    It appeared that at 3.30 a tremendous blast of wind had entered the shed at its open end, and, finding no exit, had lifted the roof, which collapsed, and in falling had knocked down the walls. The building had been 145 feet long by 42 wide, with 14-inch brick walls strengthened by 23-inch piers. Yet Titus fresh from levelling Jerusalem could not have made a more thorough job, certainly not in the time.
    At the inquest the driver of No. 111, the derailed machine, [-262-] said that, seeing the roof rising, he with his fireman and a fitter had dropped into the ash-pit under his engine. They immediately heard a crash and saw the locomotive sink upon them. Had it come a little farther he and the others must have been crushed; as it was, they were imprisoned and had to be dug out. The deceased had probably tried to follow their example, but was caught. Three other men were seriously and many slightly injured.
    On tearing myself away from the dismal but fascinating scene and running home - being far too excited to walk - I noticed several houses unslated and trees blown over along the New Cross Road.
    The shed was rebuilt and is the one which stands with its entrance opposite the end of the up slow platform; alongside this platform is another shed which dates from the 1840s and was unscathed by the gale.
    Another event of 1863 was the discovery of the sources of the Nile by Speke and Grant. Almost forgotten now, the question of where the Nile came from had from remote antiquity been a perennial subject of speculation and discussion, and its solution by two Britons was naturally gratifying. But we regretted that the grand result was marred by a quarrel between the able and gallant discoverers.
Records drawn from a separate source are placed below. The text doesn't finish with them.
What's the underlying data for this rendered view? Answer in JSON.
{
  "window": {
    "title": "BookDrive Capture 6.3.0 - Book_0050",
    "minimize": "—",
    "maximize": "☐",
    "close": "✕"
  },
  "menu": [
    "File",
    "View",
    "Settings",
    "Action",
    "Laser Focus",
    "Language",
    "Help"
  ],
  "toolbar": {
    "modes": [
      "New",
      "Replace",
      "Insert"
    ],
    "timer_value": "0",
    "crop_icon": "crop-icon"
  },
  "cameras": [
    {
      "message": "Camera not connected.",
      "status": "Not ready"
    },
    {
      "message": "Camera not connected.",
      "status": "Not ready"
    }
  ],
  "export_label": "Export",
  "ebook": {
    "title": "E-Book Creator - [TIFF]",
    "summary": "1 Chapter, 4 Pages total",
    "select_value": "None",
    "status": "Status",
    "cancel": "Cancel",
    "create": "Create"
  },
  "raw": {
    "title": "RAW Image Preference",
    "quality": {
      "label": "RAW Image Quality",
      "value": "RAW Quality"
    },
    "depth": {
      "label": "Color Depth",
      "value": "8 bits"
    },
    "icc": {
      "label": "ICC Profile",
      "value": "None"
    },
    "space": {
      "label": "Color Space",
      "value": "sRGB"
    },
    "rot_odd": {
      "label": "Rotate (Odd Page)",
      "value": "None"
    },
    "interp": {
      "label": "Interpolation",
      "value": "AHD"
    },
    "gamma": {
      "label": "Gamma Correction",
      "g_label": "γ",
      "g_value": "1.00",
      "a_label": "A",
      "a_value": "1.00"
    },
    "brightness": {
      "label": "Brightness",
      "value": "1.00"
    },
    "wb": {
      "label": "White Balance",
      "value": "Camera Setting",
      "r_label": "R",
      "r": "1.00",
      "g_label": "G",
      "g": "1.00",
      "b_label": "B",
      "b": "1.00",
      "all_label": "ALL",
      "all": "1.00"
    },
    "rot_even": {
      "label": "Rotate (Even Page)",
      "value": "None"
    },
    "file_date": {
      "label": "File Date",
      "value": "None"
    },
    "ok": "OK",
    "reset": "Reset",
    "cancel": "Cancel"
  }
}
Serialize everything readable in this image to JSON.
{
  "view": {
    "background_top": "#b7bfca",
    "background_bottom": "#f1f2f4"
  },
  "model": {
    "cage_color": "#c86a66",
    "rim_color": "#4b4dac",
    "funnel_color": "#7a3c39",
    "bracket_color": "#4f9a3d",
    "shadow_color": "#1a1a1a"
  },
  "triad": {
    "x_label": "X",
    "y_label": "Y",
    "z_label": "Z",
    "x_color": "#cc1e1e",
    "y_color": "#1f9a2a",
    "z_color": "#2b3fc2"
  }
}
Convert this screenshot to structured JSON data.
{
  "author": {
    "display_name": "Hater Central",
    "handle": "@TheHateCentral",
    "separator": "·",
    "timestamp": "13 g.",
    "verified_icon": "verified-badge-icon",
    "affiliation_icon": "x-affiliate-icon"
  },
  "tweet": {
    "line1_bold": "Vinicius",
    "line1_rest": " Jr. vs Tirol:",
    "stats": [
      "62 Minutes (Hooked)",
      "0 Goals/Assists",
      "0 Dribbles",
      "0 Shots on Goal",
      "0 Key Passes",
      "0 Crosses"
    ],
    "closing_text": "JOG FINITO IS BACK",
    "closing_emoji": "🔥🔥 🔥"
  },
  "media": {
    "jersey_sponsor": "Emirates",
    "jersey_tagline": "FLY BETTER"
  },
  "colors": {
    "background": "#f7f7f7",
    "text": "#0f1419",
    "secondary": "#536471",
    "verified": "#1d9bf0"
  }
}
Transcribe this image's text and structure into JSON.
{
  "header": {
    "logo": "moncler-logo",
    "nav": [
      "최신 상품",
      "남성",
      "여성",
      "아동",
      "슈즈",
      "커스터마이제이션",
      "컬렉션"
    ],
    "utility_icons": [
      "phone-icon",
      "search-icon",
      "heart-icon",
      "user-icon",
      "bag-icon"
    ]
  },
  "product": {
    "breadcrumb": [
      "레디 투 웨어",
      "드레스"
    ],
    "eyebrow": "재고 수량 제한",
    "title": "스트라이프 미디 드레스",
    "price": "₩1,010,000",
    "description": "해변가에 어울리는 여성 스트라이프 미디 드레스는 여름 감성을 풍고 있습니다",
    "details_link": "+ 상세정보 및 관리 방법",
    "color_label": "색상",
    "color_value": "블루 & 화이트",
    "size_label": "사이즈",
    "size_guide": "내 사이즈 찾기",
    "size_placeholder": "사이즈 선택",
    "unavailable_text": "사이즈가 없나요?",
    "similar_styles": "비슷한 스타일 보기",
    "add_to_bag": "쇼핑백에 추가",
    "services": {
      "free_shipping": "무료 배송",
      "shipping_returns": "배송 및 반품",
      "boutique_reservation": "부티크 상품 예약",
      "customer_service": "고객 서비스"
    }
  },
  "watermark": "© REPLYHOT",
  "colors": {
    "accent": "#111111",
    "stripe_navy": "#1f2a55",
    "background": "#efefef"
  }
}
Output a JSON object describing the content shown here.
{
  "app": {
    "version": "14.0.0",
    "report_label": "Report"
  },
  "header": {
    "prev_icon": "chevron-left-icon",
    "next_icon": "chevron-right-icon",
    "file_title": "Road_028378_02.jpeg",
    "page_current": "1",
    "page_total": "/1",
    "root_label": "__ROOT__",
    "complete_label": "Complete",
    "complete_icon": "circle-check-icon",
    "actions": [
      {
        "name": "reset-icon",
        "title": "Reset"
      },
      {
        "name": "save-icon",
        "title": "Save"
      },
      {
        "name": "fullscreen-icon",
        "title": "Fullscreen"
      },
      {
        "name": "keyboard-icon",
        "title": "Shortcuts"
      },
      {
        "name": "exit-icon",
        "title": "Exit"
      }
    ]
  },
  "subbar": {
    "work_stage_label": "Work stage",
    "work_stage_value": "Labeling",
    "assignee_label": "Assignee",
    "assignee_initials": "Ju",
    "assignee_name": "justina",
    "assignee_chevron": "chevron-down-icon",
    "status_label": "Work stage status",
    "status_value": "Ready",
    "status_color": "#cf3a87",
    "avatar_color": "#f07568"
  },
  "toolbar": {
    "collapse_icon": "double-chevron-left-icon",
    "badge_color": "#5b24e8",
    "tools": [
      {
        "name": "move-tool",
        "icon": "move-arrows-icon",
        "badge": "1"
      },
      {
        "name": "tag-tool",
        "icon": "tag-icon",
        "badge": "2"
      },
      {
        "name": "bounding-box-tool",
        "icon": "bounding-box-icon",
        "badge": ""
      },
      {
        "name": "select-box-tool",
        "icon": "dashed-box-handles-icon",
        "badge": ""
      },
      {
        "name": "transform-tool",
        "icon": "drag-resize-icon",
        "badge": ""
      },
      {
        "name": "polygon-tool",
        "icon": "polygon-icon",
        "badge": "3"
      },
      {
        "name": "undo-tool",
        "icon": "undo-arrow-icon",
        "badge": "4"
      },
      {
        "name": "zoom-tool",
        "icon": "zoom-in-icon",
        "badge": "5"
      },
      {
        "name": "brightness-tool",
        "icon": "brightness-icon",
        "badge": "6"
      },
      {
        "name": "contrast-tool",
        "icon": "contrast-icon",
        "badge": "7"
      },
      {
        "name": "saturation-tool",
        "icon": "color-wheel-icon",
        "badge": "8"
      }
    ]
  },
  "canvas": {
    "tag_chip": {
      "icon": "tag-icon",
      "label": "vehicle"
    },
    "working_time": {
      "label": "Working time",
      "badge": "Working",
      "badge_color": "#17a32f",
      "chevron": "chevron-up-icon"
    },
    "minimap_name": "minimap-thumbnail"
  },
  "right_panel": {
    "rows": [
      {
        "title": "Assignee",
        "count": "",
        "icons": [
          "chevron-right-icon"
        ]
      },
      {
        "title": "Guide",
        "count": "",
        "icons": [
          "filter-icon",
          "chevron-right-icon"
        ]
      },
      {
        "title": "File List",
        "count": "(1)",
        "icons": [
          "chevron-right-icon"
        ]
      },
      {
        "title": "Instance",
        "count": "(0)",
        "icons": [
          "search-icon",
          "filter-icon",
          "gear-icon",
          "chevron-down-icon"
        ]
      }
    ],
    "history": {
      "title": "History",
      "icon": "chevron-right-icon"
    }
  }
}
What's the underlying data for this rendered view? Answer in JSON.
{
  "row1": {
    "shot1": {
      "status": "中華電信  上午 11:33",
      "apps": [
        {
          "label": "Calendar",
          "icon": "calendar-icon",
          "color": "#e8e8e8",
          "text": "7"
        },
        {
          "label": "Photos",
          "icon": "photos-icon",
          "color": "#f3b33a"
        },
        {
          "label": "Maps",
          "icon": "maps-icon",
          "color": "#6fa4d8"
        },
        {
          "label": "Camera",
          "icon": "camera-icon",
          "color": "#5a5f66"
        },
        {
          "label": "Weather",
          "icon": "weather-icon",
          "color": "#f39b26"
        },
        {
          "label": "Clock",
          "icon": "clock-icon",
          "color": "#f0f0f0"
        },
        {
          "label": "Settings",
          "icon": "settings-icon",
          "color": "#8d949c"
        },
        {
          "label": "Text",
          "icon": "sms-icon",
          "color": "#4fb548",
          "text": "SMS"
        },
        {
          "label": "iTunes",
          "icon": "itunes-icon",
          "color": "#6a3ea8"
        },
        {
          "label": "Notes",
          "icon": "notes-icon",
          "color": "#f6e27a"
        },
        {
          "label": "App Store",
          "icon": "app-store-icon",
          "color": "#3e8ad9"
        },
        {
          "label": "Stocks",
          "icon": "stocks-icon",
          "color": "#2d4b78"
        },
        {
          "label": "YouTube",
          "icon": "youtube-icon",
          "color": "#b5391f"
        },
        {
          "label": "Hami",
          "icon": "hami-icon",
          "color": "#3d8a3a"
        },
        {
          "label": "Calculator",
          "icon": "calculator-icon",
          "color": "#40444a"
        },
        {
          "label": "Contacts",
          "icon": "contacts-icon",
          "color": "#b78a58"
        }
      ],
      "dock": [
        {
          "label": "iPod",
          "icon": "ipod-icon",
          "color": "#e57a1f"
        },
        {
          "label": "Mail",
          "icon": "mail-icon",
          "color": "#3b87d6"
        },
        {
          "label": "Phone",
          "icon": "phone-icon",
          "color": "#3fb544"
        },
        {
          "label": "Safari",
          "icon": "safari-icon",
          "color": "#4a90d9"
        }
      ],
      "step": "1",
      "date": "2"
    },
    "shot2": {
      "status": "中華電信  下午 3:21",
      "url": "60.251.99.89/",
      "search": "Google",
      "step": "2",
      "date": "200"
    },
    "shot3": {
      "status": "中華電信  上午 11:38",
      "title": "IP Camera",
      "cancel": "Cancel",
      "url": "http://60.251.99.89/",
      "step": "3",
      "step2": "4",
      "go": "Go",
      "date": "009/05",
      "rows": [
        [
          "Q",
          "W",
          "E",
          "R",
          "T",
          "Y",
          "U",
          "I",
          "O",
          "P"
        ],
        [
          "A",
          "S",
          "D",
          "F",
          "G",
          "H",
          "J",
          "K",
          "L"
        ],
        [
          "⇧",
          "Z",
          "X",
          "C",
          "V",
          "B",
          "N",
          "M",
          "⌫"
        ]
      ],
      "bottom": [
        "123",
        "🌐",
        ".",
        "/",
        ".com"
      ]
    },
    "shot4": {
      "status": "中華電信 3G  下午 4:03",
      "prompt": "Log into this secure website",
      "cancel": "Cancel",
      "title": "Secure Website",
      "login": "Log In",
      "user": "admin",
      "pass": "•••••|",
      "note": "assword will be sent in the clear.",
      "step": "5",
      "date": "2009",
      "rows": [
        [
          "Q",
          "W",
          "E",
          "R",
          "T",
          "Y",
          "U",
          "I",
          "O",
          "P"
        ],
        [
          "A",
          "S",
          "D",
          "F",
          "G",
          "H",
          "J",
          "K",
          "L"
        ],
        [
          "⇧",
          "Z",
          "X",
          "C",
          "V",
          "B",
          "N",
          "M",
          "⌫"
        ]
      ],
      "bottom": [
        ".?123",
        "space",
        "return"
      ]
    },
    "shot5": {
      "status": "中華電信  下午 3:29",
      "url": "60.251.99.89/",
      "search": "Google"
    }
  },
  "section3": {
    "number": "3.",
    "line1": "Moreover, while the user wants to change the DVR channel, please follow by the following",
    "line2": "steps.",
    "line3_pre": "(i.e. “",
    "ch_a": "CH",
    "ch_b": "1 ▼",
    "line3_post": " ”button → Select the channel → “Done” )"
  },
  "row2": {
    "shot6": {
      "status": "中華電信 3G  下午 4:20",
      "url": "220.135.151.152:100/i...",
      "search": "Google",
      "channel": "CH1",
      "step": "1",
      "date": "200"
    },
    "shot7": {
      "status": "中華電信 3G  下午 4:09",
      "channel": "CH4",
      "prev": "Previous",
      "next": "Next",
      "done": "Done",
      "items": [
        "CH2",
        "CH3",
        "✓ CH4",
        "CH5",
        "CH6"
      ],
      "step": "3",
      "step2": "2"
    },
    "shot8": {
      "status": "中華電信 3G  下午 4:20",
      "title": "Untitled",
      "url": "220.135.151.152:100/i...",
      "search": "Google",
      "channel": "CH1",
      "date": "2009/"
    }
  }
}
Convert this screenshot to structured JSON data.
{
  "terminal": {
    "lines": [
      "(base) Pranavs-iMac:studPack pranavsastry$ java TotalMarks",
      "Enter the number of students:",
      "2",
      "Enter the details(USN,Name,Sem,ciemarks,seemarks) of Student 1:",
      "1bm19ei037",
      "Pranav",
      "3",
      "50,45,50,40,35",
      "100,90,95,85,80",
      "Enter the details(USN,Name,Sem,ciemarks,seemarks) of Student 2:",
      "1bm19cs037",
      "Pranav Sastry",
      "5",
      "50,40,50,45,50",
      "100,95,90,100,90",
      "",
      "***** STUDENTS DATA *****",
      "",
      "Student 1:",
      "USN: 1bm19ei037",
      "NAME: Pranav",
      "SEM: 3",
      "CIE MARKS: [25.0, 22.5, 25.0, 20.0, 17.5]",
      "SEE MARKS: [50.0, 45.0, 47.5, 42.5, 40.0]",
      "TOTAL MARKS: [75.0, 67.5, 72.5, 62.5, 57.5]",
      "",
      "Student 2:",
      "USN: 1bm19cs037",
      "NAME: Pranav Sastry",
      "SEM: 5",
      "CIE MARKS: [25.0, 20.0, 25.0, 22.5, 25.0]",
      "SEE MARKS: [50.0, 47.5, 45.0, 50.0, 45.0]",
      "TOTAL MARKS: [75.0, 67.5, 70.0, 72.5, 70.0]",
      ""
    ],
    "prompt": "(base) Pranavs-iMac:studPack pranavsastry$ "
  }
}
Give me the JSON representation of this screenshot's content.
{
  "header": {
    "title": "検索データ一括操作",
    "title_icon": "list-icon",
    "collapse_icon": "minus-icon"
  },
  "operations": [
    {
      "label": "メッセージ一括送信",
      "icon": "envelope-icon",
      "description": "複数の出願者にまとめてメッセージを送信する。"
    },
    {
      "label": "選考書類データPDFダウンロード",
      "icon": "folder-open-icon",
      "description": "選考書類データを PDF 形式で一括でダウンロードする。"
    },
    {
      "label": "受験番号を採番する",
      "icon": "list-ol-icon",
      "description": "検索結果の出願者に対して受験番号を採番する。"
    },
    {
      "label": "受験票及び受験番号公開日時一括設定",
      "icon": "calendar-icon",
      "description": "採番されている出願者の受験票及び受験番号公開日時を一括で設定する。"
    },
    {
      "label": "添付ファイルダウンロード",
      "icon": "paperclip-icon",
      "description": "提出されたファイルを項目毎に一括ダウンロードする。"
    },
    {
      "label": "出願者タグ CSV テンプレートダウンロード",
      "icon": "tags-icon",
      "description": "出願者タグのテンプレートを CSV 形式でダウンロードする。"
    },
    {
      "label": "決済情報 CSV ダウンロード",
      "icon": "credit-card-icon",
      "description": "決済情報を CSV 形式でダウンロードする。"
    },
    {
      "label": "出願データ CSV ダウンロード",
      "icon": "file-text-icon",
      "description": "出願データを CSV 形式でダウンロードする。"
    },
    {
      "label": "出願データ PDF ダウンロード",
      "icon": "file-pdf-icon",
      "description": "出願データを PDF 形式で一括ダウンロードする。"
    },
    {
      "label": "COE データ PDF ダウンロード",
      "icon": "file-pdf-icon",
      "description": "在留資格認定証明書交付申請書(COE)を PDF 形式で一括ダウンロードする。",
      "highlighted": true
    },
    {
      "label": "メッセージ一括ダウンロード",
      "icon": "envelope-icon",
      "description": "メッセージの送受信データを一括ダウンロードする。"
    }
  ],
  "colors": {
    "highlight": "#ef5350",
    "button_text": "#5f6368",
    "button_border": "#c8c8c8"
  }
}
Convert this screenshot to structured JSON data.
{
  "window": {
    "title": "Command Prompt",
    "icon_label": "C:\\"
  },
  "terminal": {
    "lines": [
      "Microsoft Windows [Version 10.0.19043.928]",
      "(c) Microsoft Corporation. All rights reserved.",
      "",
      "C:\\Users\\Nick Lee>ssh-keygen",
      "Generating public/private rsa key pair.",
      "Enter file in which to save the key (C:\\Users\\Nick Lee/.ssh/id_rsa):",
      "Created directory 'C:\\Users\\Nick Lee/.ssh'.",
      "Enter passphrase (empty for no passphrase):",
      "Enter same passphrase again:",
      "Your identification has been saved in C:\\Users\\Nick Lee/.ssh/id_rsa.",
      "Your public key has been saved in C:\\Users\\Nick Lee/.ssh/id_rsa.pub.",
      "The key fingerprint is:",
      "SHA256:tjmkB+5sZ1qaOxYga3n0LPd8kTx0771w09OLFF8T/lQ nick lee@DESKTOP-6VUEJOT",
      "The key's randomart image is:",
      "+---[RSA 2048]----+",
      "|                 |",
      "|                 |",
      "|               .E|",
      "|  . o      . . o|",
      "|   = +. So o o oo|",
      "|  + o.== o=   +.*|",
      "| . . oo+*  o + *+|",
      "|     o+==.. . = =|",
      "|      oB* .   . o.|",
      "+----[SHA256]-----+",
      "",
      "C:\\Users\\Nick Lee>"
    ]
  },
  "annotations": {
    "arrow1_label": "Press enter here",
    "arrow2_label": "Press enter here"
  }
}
    At the end of 1863 these serious matters were set off by one that provided merriment for many a day and year. A Mr. Banting, who was so fat that he could not tie his shoestrings, had to descend stairs backwards and involuntarily provided cheap entertainment for street boys, wrote to the papers (and he afterwards also published a pamphlet) that, after taking innumerable Turkish baths, drenching himself at mineral springs and rowing until he was not only fat but dripping, all in vain and more, he had rid himself of a fabulous number of stones by following a simple course of diet. A big discussion followed, many imitators adopted his plans with varied results, and "doing Banting" became a household expression. I doubt whether it is quite extinct yet. The comic papers and singers made themselves merry; every burlesque and pantomime scored its joke, [-263-] and Banting found himself great in fame as well as in person, rivalling (for a time) even those weighty immortals, Falstaff and Sancho Panza.
    In 1924 the name of Banting is again famous, and this time without any aid from facetiousness. All honour to this London doctor, the inventor of Insulin, and to Canada, whose authorities enabled him to demonstrate its potency.
    An English chemist, William Crookes - in after-years Sir William, and one of our most famous scientists - had discovered a new metal in 1861 which he named thallium, from the Greek word for green owing to the colour of its line in the spectrum. This year a German chemist, who was also somewhat of a crank, created amusement by alleging that the ancient Mexicans had known all about Crookes's new metal, which they had used for producing the green fire prescribed in the worship of Vitzliputzli. He apparently did not know that the material from which the first thallium had been recovered had been brought from the Hartz Mountains. Crookes was also the discoverer of that beautiful and mysterious little motor which he called the radiometer, and it was his vacuum experiments and tubes which rendered possible, and led up to, the German discovery of X-rays. It was not my lot ever to work with this distinguished man, but I had the good fortune to meet him in Guernsey in 1908.